→ What to produce
From the material below, give the number of lines that hold the string "Datenkollektionen" and nothing further.

┄┄┄┄┄┄┄┄┄┄

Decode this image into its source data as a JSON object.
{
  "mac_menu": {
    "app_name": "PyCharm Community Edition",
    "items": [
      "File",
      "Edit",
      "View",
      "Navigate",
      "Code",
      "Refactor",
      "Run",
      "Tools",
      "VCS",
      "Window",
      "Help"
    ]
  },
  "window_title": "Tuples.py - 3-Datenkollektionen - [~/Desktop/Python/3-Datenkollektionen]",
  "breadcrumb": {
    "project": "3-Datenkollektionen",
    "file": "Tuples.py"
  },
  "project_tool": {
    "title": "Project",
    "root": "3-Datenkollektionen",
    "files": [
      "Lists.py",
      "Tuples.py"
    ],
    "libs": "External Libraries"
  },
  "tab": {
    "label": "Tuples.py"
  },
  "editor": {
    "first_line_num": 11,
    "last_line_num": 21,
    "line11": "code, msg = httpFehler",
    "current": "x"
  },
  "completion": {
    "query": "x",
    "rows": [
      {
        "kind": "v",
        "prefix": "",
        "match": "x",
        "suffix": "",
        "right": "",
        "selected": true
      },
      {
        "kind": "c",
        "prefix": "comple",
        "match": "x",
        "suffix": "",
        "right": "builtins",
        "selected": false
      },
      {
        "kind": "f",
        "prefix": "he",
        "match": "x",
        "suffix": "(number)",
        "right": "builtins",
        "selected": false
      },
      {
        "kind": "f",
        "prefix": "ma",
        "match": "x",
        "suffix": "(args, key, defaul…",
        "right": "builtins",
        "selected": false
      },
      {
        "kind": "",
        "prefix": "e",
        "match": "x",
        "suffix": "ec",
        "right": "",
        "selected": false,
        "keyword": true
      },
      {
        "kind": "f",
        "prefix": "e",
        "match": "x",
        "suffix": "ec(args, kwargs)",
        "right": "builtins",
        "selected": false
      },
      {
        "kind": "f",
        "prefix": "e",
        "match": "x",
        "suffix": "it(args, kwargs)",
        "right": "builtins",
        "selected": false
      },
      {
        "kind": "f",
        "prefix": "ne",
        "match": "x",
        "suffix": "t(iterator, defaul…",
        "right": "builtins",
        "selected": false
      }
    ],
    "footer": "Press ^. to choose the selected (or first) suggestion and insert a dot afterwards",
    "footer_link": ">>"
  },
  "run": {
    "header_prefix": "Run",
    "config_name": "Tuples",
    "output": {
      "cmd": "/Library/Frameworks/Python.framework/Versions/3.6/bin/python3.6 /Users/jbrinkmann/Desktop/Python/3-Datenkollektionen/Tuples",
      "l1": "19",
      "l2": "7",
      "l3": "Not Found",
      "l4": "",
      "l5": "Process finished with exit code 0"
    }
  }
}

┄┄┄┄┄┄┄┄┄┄

→ Task result
4